As Peggy’s mean new boss says to her during the season opener of “Mad Men,” rapidly diminishing her overachiever spirit, “I seem to be immune to your charms.”
Sad, that. But it’s kind of the experience I had after a much-anticipated first crack at the all-new 2014 Jeep Cherokee, the first truly post-Fiat-merger entry for the unstoppably popular off-road brand. And Cherokee is itself a throwback to those virtually unkillable, square-shouldered Jeeps we apparently all drove (or owned) at some point in the 1990s.
I’ll throw in a spoiler alert early: When I hit the road in a not especially inexpensive Limited 4x4 model, optioned up to almost $36,000 but still powered by the 2.4-liter four-cylinder engine, my enthusiasm quickly wavered.
Jeep’s brawny image does not connote a quiet and burpy motor, further flattened by a nine-speed automatic transmission that seems hell-bent on staying in gears seven or higher, even when cruising at about 20 mph.
You can toggle the oversized gear shifter into manual mode and downshift a half-dozen times to keep the rig cooking at a desired temperature — as I suspect you might have to do during drives above 9,000 feet, especially the uphill portions — but I found myself more often fighting (and cursing) the combined drivetrain.
Then, to make matters more awkward, I noticed Cherokee’s propensity to get extremely involved in highway grooves and multi-layered pavement — to the extent that it tugged the oversized wheel out of my hands as I cruised along. This on standard 18-inch wheels and non-combat-rated touring tires, as well.
Would my experience be vastly different in a Cherokee powered by the new 3.2-liter V6, or sporting full Trailhawk off-road status? Probably. But the Limited 4x4 is the one most folks are probably going to buy, and the mechanics and the rolling experience were a big letdown, considering the many attributes of the rest of the vehicle.
Admittedly, during a journey on a very bumpy gravel road — the most off-road most of you will get until the end of mud season — Cherokee’s new front and rear independent suspension handled itself with better poise than the recent generations of soft-roader Jeeps (Patriot, Compass, etc.). But that suddenness of character also carries forward onto the paved surfaces you’ll be traveling for the most part, and … well, there you are. Mine was also equipped with the Selec-Terrain control system to assist in snow, mud and rock crawling, simply by spinning the gigantic knob on the center console.
What’s the disconnect? You got me. In terms of aesthetics and design, it’s a pretty spiffy entry in the segment, though the ultra-stylized seven-bar grille is topped with a pair of teeny-tiny slits of headlamps (with LED daytime running lights) that are distinctive, if vaguely creepy.
It’s a stylized and stubby re-do of the relatively new Grand Cherokee, with deeply sculpted sides — but like the mid-sized sedan segment, there’s a lot about the smaller Cherokee’s looks that is very, very similar to its competitors, especially from the rear.

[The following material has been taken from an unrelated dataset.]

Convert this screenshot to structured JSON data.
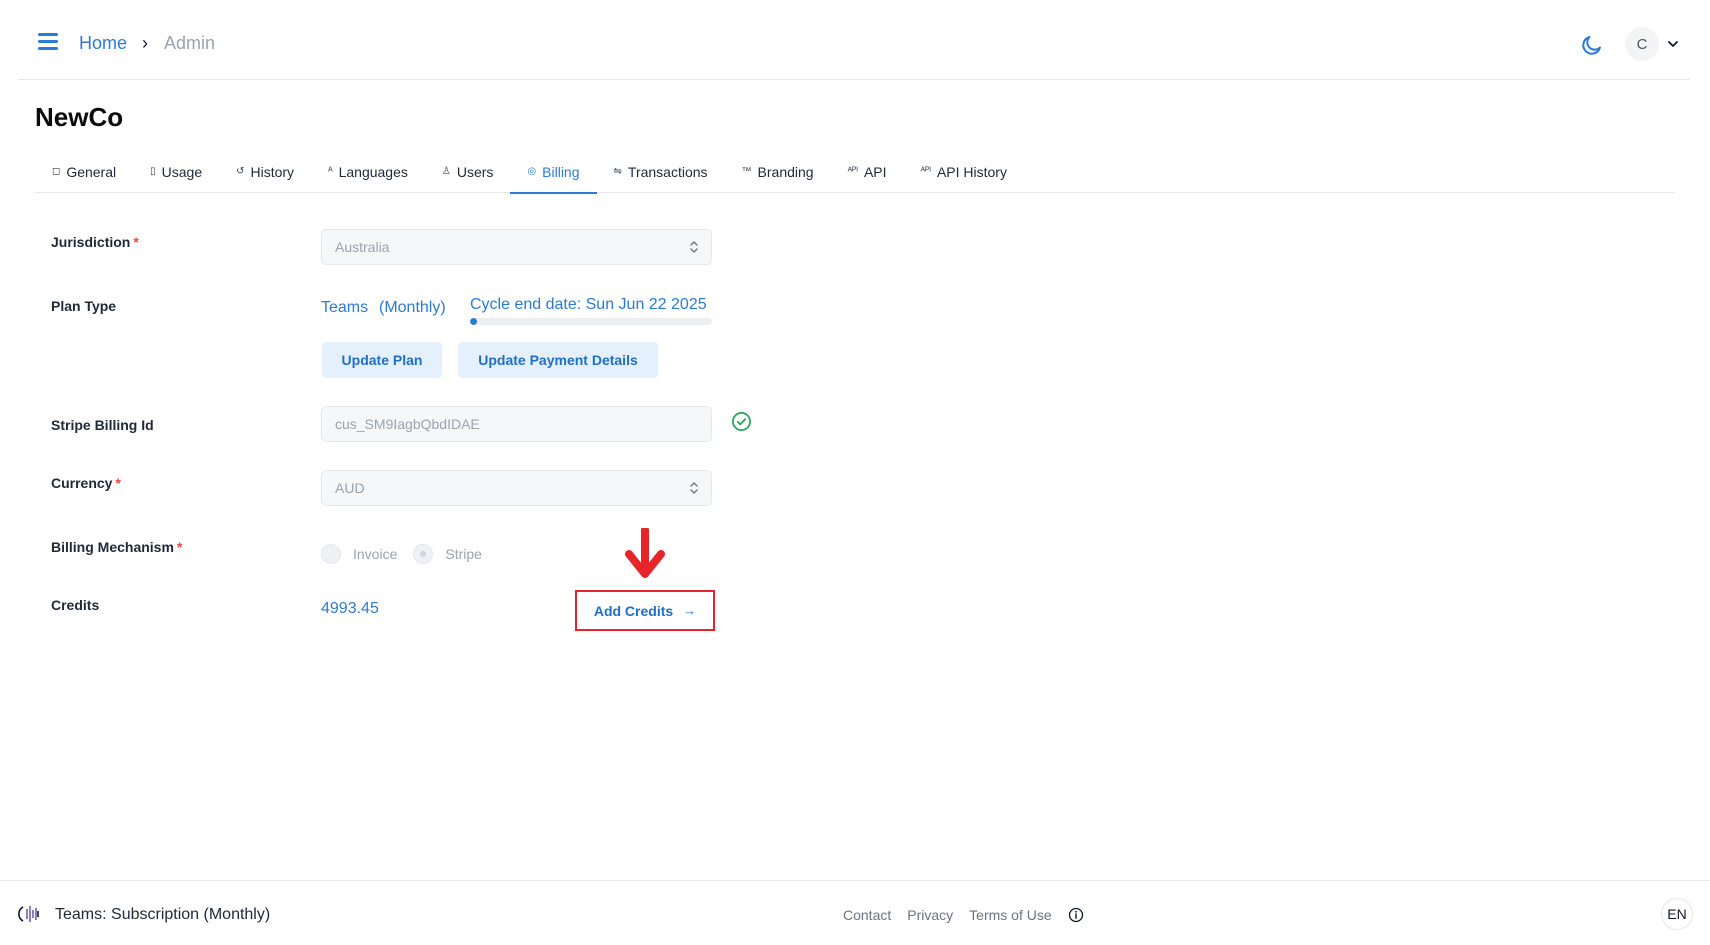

Inside, it certainly earns the kudos it’s received for a package that, with a $1,595 upgrade, included remarkably sporty, leather-trimmed bucket seats — with highlight stitching (also seen throughout the cabin) and full summertime ventilation.
It’s one of the most modern-looking cabin designs around, echoing the ahead-of-the-curve looks of the Escape, including one very busy, 7-inch, mid-instrument cluster video display capable of apparently a million different forms of trip-computer, lane-departure or transmission-temperature readings.
Upgrade to the effortlessly intuitive new Uconnect navigation and entertainment system and you get big, easy-to-use touchscreen controls that do what they’re supposed to, when you want them to.
Although a little jarring, the forward-collision warning system also does what it advertises, warning you if a vehicle juts in front of you in traffic and briefly tapping on the brakes for you.